Ronak Mukesh Patel

Using the patient-reported outcomes measurement information system (PROMIS) upper extremity and pain interference domains, VAS for pain, range of motion, ulnar nerve function and requirement for secondary surgery, Ronak Mukesh Patel, MD, and colleagues assessed the outcomes of 42 patients younger than 18 years of age who were treated surgically for medial epicondyle fracture between 2005 and 2016.

Although 19% of patients noticed mild sensory or motor issues related to the ulnar nerve and 7% of patients reported dissatisfaction with elbow range of motion, Patel told Healio Orthopedics that all patients reported excellent function and pain scores at final follow-up. Results showed patients had a mean PROMIS upper extremity score of 57, a mean PROMIS pain interference score of 38.3 and a mean VAS score of 0.3.

“The reoperation rate was high (45%), primarily related to removal of painful hardware,” Patel said. “We did not have any patients who required reoperation for symptomatic nonunion, which was a surprising finding.”

Researchers found worse PROMIS pain interference scores among patients who required secondary surgeries, but no differences in PROMIS upper extremity scores.

“Our results can help counsel patients and families of the aforementioned findings, as well as on the high rates of reoperation,” Patel said. – by Casey Tingle



Patel RM, et al. ePaper 282. Presented at: American Academy of Orthopaedic Surgeons Annual Meeting; March 24-28, 2020 (meeting canceled).

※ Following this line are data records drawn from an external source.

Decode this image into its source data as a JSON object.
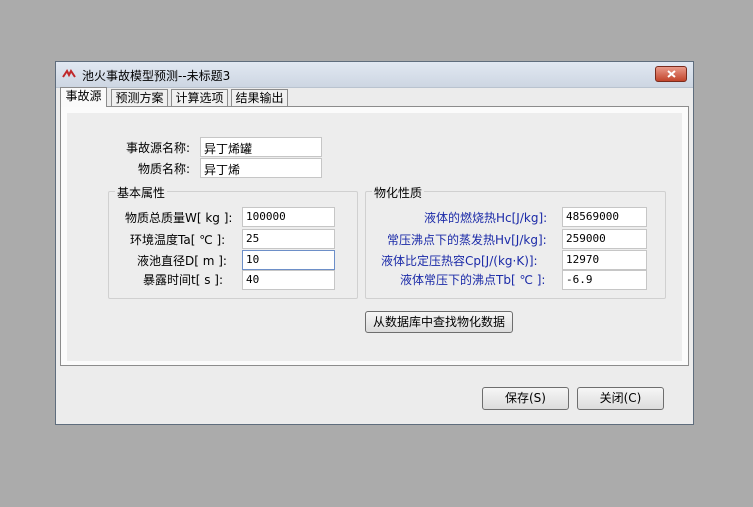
{
  "window": {
    "title": "池火事故模型预测--未标题3"
  },
  "tabs": [
    "事故源",
    "预测方案",
    "计算选项",
    "结果输出"
  ],
  "source": {
    "name_label": "事故源名称:",
    "name_value": "异丁烯罐",
    "material_label": "物质名称:",
    "material_value": "异丁烯"
  },
  "basic": {
    "title": "基本属性",
    "rows": [
      {
        "label": "物质总质量W[ kg ]:",
        "value": "100000"
      },
      {
        "label": "环境温度Ta[ ℃ ]:",
        "value": "25"
      },
      {
        "label": "液池直径D[  m ]:",
        "value": "10"
      },
      {
        "label": "暴露时间t[ s ]:",
        "value": "40"
      }
    ]
  },
  "physchem": {
    "title": "物化性质",
    "rows": [
      {
        "label": "液体的燃烧热Hc[J/kg]:",
        "value": "48569000"
      },
      {
        "label": "常压沸点下的蒸发热Hv[J/kg]:",
        "value": "259000"
      },
      {
        "label": "液体比定压热容Cp[J/(kg·K)]:",
        "value": "12970"
      },
      {
        "label": "液体常压下的沸点Tb[ ℃ ]:",
        "value": "-6.9"
      }
    ],
    "lookup_button": "从数据库中查找物化数据"
  },
  "buttons": {
    "save": "保存(S)",
    "close": "关闭(C)"
  },
  "colors": {
    "blue_label": "#1b2aa8",
    "close_btn": "#c2452b"
  }
}
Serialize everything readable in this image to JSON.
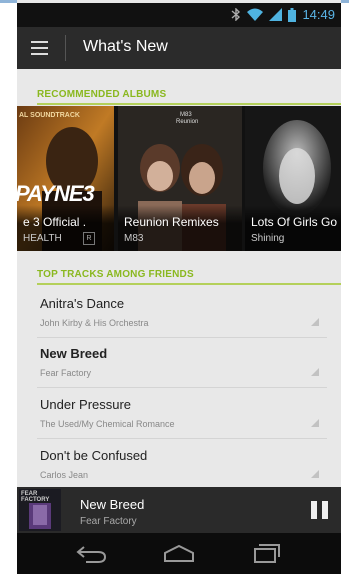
{
  "status_bar": {
    "time": "14:49",
    "icons": [
      "bluetooth-icon",
      "wifi-icon",
      "signal-icon",
      "battery-icon"
    ]
  },
  "action_bar": {
    "title": "What's New",
    "menu_icon": "hamburger-menu-icon"
  },
  "recommended_albums": {
    "heading": "RECOMMENDED ALBUMS",
    "items": [
      {
        "name": "e 3 Official .",
        "artist": "HEALTH",
        "art_text": "PAYNE3",
        "art_subtext": "AL SOUNDTRACK"
      },
      {
        "name": "Reunion Remixes",
        "artist": "M83",
        "art_text": "M83",
        "art_subtext": "Reunion"
      },
      {
        "name": "Lots Of Girls Go",
        "artist": "Shining"
      }
    ]
  },
  "top_tracks": {
    "heading": "TOP TRACKS AMONG FRIENDS",
    "items": [
      {
        "title": "Anitra's Dance",
        "artist": "John Kirby & His Orchestra",
        "playing": false
      },
      {
        "title": "New Breed",
        "artist": "Fear Factory",
        "playing": true
      },
      {
        "title": "Under Pressure",
        "artist": "The Used/My Chemical Romance",
        "playing": false
      },
      {
        "title": "Don't be Confused",
        "artist": "Carlos Jean",
        "playing": false
      }
    ]
  },
  "now_playing": {
    "title": "New Breed",
    "artist": "Fear Factory",
    "thumb_text": "FEAR FACTORY",
    "control_icon": "pause-icon"
  },
  "colors": {
    "accent_green": "#8ab81f",
    "status_blue": "#5ab4e6",
    "action_bar": "#2b2b2b",
    "background": "#e8e8e8"
  },
  "nav_bar": {
    "icons": [
      "back-icon",
      "home-icon",
      "recent-apps-icon"
    ]
  }
}
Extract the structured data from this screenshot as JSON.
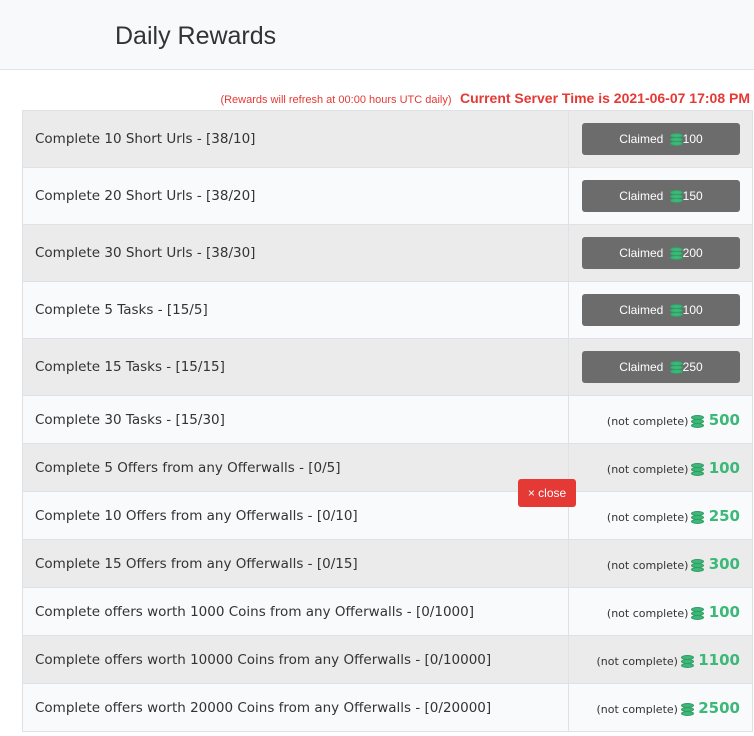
{
  "header": {
    "title": "Daily Rewards"
  },
  "info": {
    "refresh_note": "(Rewards will refresh at 00:00 hours UTC daily)",
    "server_time": "Current Server Time is 2021-06-07 17:08 PM"
  },
  "close_button": {
    "label": "× close"
  },
  "rewards": [
    {
      "task": "Complete 10 Short Urls - [38/10]",
      "claimed": true,
      "claimed_label": "Claimed",
      "amount": "100"
    },
    {
      "task": "Complete 20 Short Urls - [38/20]",
      "claimed": true,
      "claimed_label": "Claimed",
      "amount": "150"
    },
    {
      "task": "Complete 30 Short Urls - [38/30]",
      "claimed": true,
      "claimed_label": "Claimed",
      "amount": "200"
    },
    {
      "task": "Complete 5 Tasks - [15/5]",
      "claimed": true,
      "claimed_label": "Claimed",
      "amount": "100"
    },
    {
      "task": "Complete 15 Tasks - [15/15]",
      "claimed": true,
      "claimed_label": "Claimed",
      "amount": "250"
    },
    {
      "task": "Complete 30 Tasks - [15/30]",
      "claimed": false,
      "status": "(not complete)",
      "amount": "500"
    },
    {
      "task": "Complete 5 Offers from any Offerwalls - [0/5]",
      "claimed": false,
      "status": "(not complete)",
      "amount": "100"
    },
    {
      "task": "Complete 10 Offers from any Offerwalls - [0/10]",
      "claimed": false,
      "status": "(not complete)",
      "amount": "250"
    },
    {
      "task": "Complete 15 Offers from any Offerwalls - [0/15]",
      "claimed": false,
      "status": "(not complete)",
      "amount": "300"
    },
    {
      "task": "Complete offers worth 1000 Coins from any Offerwalls - [0/1000]",
      "claimed": false,
      "status": "(not complete)",
      "amount": "100"
    },
    {
      "task": "Complete offers worth 10000 Coins from any Offerwalls - [0/10000]",
      "claimed": false,
      "status": "(not complete)",
      "amount": "1100"
    },
    {
      "task": "Complete offers worth 20000 Coins from any Offerwalls - [0/20000]",
      "claimed": false,
      "status": "(not complete)",
      "amount": "2500"
    }
  ],
  "icons": {
    "coin": "coins-icon",
    "close": "close-icon"
  },
  "colors": {
    "accent_red": "#e53935",
    "reward_green": "#3cb878",
    "claimed_gray": "#6c6c6c"
  }
}
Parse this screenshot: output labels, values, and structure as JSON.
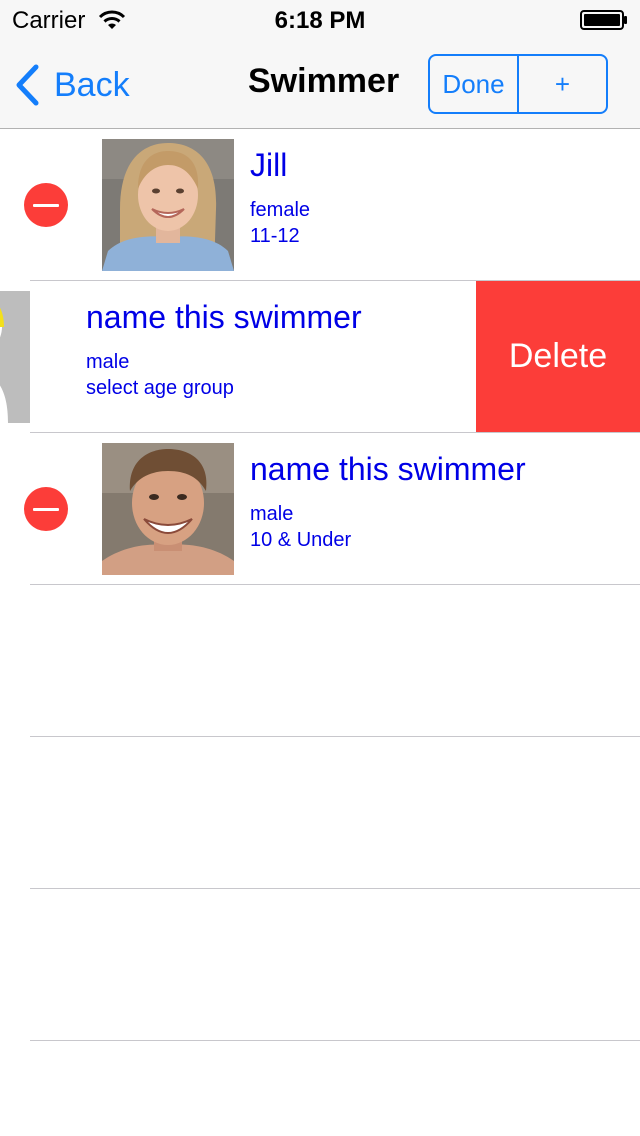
{
  "status_bar": {
    "carrier": "Carrier",
    "time": "6:18 PM"
  },
  "nav": {
    "back_label": "Back",
    "title": "Swimmer",
    "done_label": "Done",
    "add_label": "+"
  },
  "swimmers": [
    {
      "name": "Jill",
      "gender": "female",
      "age_group": "11-12"
    },
    {
      "name": "name this swimmer",
      "gender": "male",
      "age_group": "select age group",
      "delete_label": "Delete"
    },
    {
      "name": "name this swimmer",
      "gender": "male",
      "age_group": "10 & Under"
    }
  ],
  "colors": {
    "tint": "#147efb",
    "delete_red": "#fc3d39",
    "text_blue": "#0000e6",
    "separator": "#c8c7cc",
    "bar_background": "#f7f7f7"
  }
}
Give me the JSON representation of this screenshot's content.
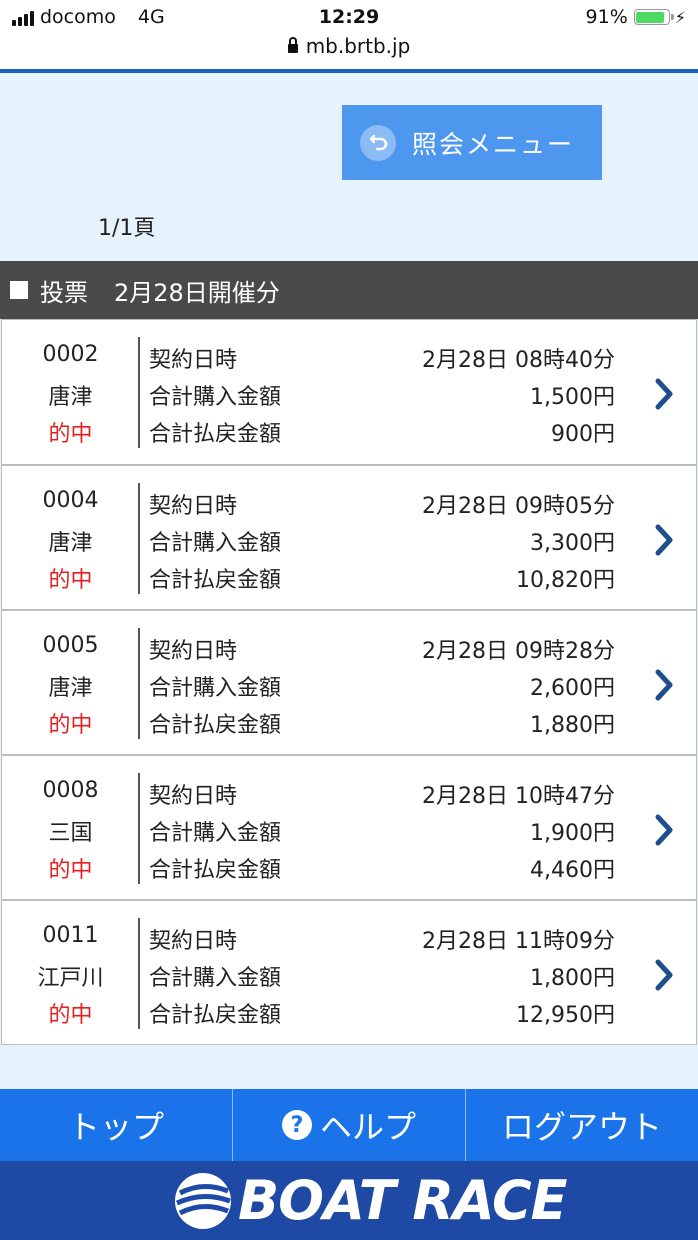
{
  "status_bar": {
    "carrier": "docomo",
    "network": "4G",
    "time": "12:29",
    "battery": "91%",
    "battery_level": 0.91,
    "url": "mb.brtb.jp"
  },
  "menu_button": {
    "label": "照会メニュー"
  },
  "page_indicator": "1/1頁",
  "section": {
    "title": "投票",
    "date": "2月28日開催分"
  },
  "labels": {
    "contract_time": "契約日時",
    "total_purchase": "合計購入金額",
    "total_refund": "合計払戻金額"
  },
  "records": [
    {
      "number": "0002",
      "venue": "唐津",
      "result": "的中",
      "contract_time": "2月28日 08時40分",
      "purchase": "1,500円",
      "refund": "900円"
    },
    {
      "number": "0004",
      "venue": "唐津",
      "result": "的中",
      "contract_time": "2月28日 09時05分",
      "purchase": "3,300円",
      "refund": "10,820円"
    },
    {
      "number": "0005",
      "venue": "唐津",
      "result": "的中",
      "contract_time": "2月28日 09時28分",
      "purchase": "2,600円",
      "refund": "1,880円"
    },
    {
      "number": "0008",
      "venue": "三国",
      "result": "的中",
      "contract_time": "2月28日 10時47分",
      "purchase": "1,900円",
      "refund": "4,460円"
    },
    {
      "number": "0011",
      "venue": "江戸川",
      "result": "的中",
      "contract_time": "2月28日 11時09分",
      "purchase": "1,800円",
      "refund": "12,950円"
    }
  ],
  "bottom_nav": {
    "top": "トップ",
    "help": "ヘルプ",
    "logout": "ログアウト"
  },
  "brand": {
    "name": "BOAT RACE"
  },
  "colors": {
    "accent": "#1a73e8",
    "hit": "#e51f1f",
    "brand": "#1e4aa6",
    "menu_button": "#4d97ee"
  }
}
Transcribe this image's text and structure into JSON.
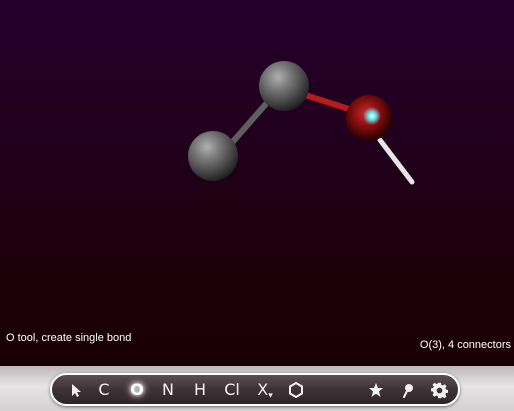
{
  "status": {
    "left_text": "O tool, create single bond",
    "right_text": "O(3), 4 connectors"
  },
  "toolbar": {
    "tools": [
      {
        "id": "select",
        "label": "",
        "icon": "arrow-cursor-icon"
      },
      {
        "id": "carbon",
        "label": "C"
      },
      {
        "id": "oxygen",
        "label": "O",
        "active": true
      },
      {
        "id": "nitrogen",
        "label": "N"
      },
      {
        "id": "hydrogen",
        "label": "H"
      },
      {
        "id": "chlorine",
        "label": "Cl"
      },
      {
        "id": "other-element",
        "label": "X",
        "sub": "▾"
      },
      {
        "id": "ring",
        "label": "",
        "icon": "hexagon-icon"
      },
      {
        "id": "favorite",
        "label": "",
        "icon": "star-icon"
      },
      {
        "id": "probe",
        "label": "",
        "icon": "pin-icon"
      },
      {
        "id": "settings",
        "label": "",
        "icon": "gear-icon"
      }
    ]
  },
  "colors": {
    "background_top": "#25002c",
    "background_bottom": "#1a0004",
    "carbon_atom": "#6a6a6a",
    "oxygen_atom": "#8a1010",
    "selection_highlight": "#5ef0f0",
    "bond_gray": "#5c5c5c",
    "bond_red": "#b51c1c",
    "bond_white": "#e8e8e8"
  }
}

Disclosure: Patel reports no relevant financial disclosures.